▶ **The task**:
How many lines in the listing below contain the string "Blob"? Say only the number.

****************

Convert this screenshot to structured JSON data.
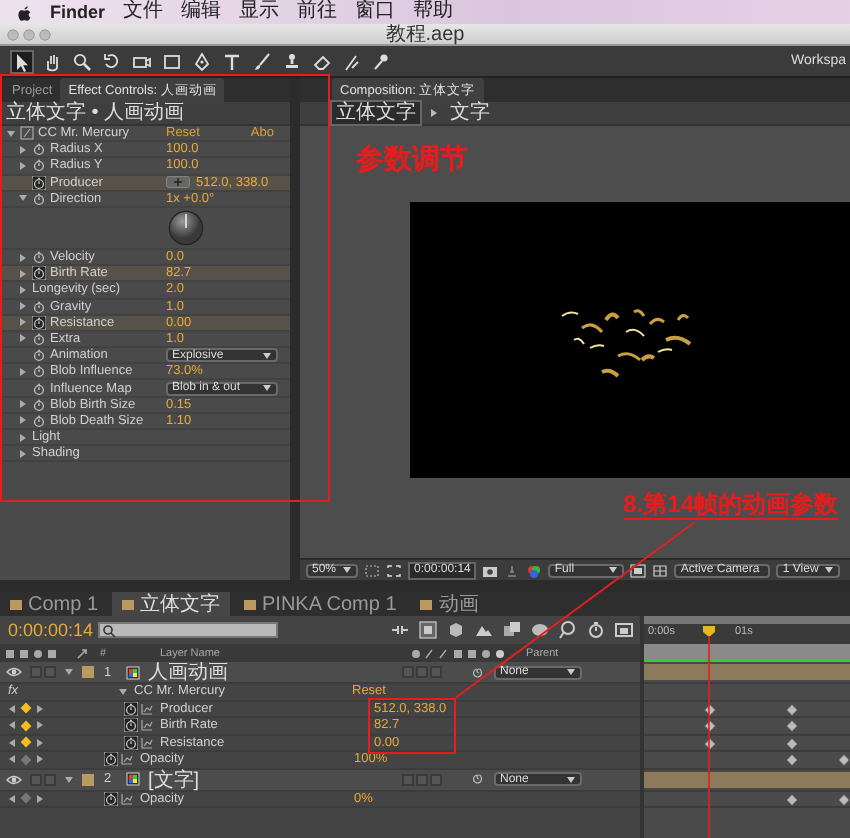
{
  "menu_bar": {
    "app": "Finder",
    "items": [
      "文件",
      "编辑",
      "显示",
      "前往",
      "窗口",
      "帮助"
    ]
  },
  "window": {
    "title": "教程.aep"
  },
  "toolbar": {
    "workspace_label": "Workspa"
  },
  "effect_controls": {
    "framed": true,
    "tabs": [
      {
        "label": "Project",
        "selected": false
      },
      {
        "label": "Effect Controls: 人画动画",
        "selected": true
      }
    ],
    "breadcrumb": "立体文字 • 人画动画",
    "effect": {
      "name": "CC Mr. Mercury",
      "reset": "Reset",
      "about": "Abo",
      "expanded": true
    },
    "properties": [
      {
        "kind": "number",
        "name": "Radius X",
        "value": "100.0",
        "expanded": false,
        "keyframed": false
      },
      {
        "kind": "number",
        "name": "Radius Y",
        "value": "100.0",
        "expanded": false,
        "keyframed": false
      },
      {
        "kind": "point",
        "name": "Producer",
        "value": "512.0, 338.0",
        "keyframed": true
      },
      {
        "kind": "angle",
        "name": "Direction",
        "value": "1x +0.0°",
        "expanded": true,
        "keyframed": false
      },
      {
        "kind": "number",
        "name": "Velocity",
        "value": "0.0",
        "expanded": false,
        "keyframed": false
      },
      {
        "kind": "number",
        "name": "Birth Rate",
        "value": "82.7",
        "expanded": false,
        "keyframed": true
      },
      {
        "kind": "number",
        "name": "Longevity (sec)",
        "value": "2.0",
        "expanded": false
      },
      {
        "kind": "number",
        "name": "Gravity",
        "value": "1.0",
        "expanded": false,
        "keyframed": false
      },
      {
        "kind": "number",
        "name": "Resistance",
        "value": "0.00",
        "expanded": false,
        "keyframed": true
      },
      {
        "kind": "number",
        "name": "Extra",
        "value": "1.0",
        "expanded": false,
        "keyframed": false
      },
      {
        "kind": "dropdown",
        "name": "Animation",
        "value": "Explosive",
        "keyframed": false
      },
      {
        "kind": "number",
        "name": "Blob Influence",
        "value": "73.0%",
        "expanded": false,
        "keyframed": false
      },
      {
        "kind": "dropdown",
        "name": "Influence Map",
        "value": "Blob in & out",
        "keyframed": false
      },
      {
        "kind": "number",
        "name": "Blob Birth Size",
        "value": "0.15",
        "expanded": false,
        "keyframed": false
      },
      {
        "kind": "number",
        "name": "Blob Death Size",
        "value": "1.10",
        "expanded": false,
        "keyframed": false
      },
      {
        "kind": "group",
        "name": "Light",
        "expanded": false
      },
      {
        "kind": "group",
        "name": "Shading",
        "expanded": false
      }
    ]
  },
  "composition": {
    "tabs": [
      {
        "label": "Composition: 立体文字",
        "selected": true
      }
    ],
    "breadcrumb": [
      {
        "label": "立体文字",
        "selected": true
      },
      {
        "label": "文字",
        "selected": false
      }
    ],
    "annotations": [
      {
        "kind": "label",
        "text": "参数调节"
      },
      {
        "kind": "callout",
        "text": "8.第14帧的动画参数"
      }
    ],
    "footer": {
      "zoom": "50%",
      "timecode": "0:00:00:14",
      "resolution": "Full",
      "camera": "Active Camera",
      "views": "1 View"
    }
  },
  "timeline": {
    "tabs": [
      {
        "label": "Comp 1",
        "selected": false
      },
      {
        "label": "立体文字",
        "selected": true
      },
      {
        "label": "PINKA Comp 1",
        "selected": false
      },
      {
        "label": "动画",
        "selected": false
      }
    ],
    "timecode": "0:00:00:14",
    "columns": {
      "number": "#",
      "layer_name": "Layer Name",
      "parent": "Parent"
    },
    "ruler": [
      "0:00s",
      "01s"
    ],
    "playhead": {
      "level": 0.32
    },
    "layers": [
      {
        "kind": "layer",
        "number": "1",
        "name": "人画动画",
        "parent": "None",
        "expanded": true,
        "switches": [
          {
            "on": false
          },
          {
            "on": false
          },
          {
            "on": false
          },
          {
            "on": false
          },
          {
            "on": false
          }
        ],
        "children": [
          {
            "kind": "effect",
            "switch_label": "fx",
            "on": true,
            "name": "CC Mr. Mercury",
            "value": "Reset",
            "expanded": true,
            "children": [
              {
                "kind": "property",
                "name": "Producer",
                "value": "512.0, 338.0",
                "at_keyframe": true,
                "boxed": true,
                "keyframes": [
                  {
                    "level": 0.32
                  },
                  {
                    "level": 0.72
                  }
                ]
              },
              {
                "kind": "property",
                "name": "Birth Rate",
                "value": "82.7",
                "at_keyframe": true,
                "boxed": true,
                "keyframes": [
                  {
                    "level": 0.32
                  },
                  {
                    "level": 0.72
                  }
                ]
              },
              {
                "kind": "property",
                "name": "Resistance",
                "value": "0.00",
                "at_keyframe": true,
                "boxed": true,
                "keyframes": [
                  {
                    "level": 0.32
                  },
                  {
                    "level": 0.72
                  }
                ]
              }
            ]
          },
          {
            "kind": "property",
            "name": "Opacity",
            "value": "100%",
            "at_keyframe": false,
            "boxed": false,
            "keyframes": [
              {
                "level": 0.72
              },
              {
                "level": 0.97
              }
            ]
          }
        ]
      },
      {
        "kind": "layer",
        "number": "2",
        "name": "[文字]",
        "parent": "None",
        "expanded": true,
        "switches": [
          {
            "on": false
          },
          {
            "on": false
          },
          {
            "on": false
          },
          {
            "on": false
          },
          {
            "on": false
          }
        ],
        "children": [
          {
            "kind": "property",
            "name": "Opacity",
            "value": "0%",
            "at_keyframe": false,
            "boxed": false,
            "keyframes": [
              {
                "level": 0.72
              },
              {
                "level": 0.97
              }
            ]
          }
        ]
      }
    ]
  }
}
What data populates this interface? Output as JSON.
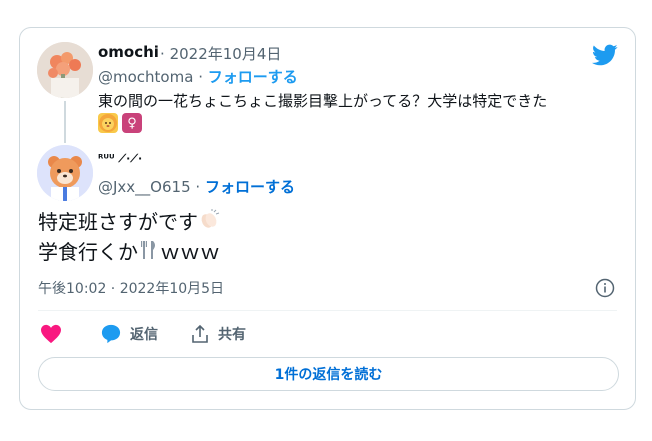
{
  "tweet1": {
    "name": "omochi",
    "date_sep": "·",
    "date": "2022年10月4日",
    "handle": "@mochtoma",
    "follow_sep": "·",
    "follow": "フォローする",
    "text": "東の間の一花ちょこちょこ撮影目撃上がってる？大学は特定できた",
    "emoji1": "🦁",
    "emoji2": "♀"
  },
  "tweet2": {
    "name": "ᴿᵁᵁ ⟋·⟋·",
    "handle": "@Jxx__O615",
    "follow_sep": "·",
    "follow": "フォローする",
    "text_line1": "特定班さすがです",
    "text_line2": "学食行くか",
    "text_line2_tail": "ｗｗｗ",
    "timestamp": "午後10:02 · 2022年10月5日"
  },
  "actions": {
    "reply": "返信",
    "share": "共有"
  },
  "readmore": "1件の返信を読む",
  "colors": {
    "blue": "#1d9bf0",
    "link": "#006fd6",
    "heart": "#f91880",
    "muted": "#536471"
  }
}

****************

▶ **Solution**:
4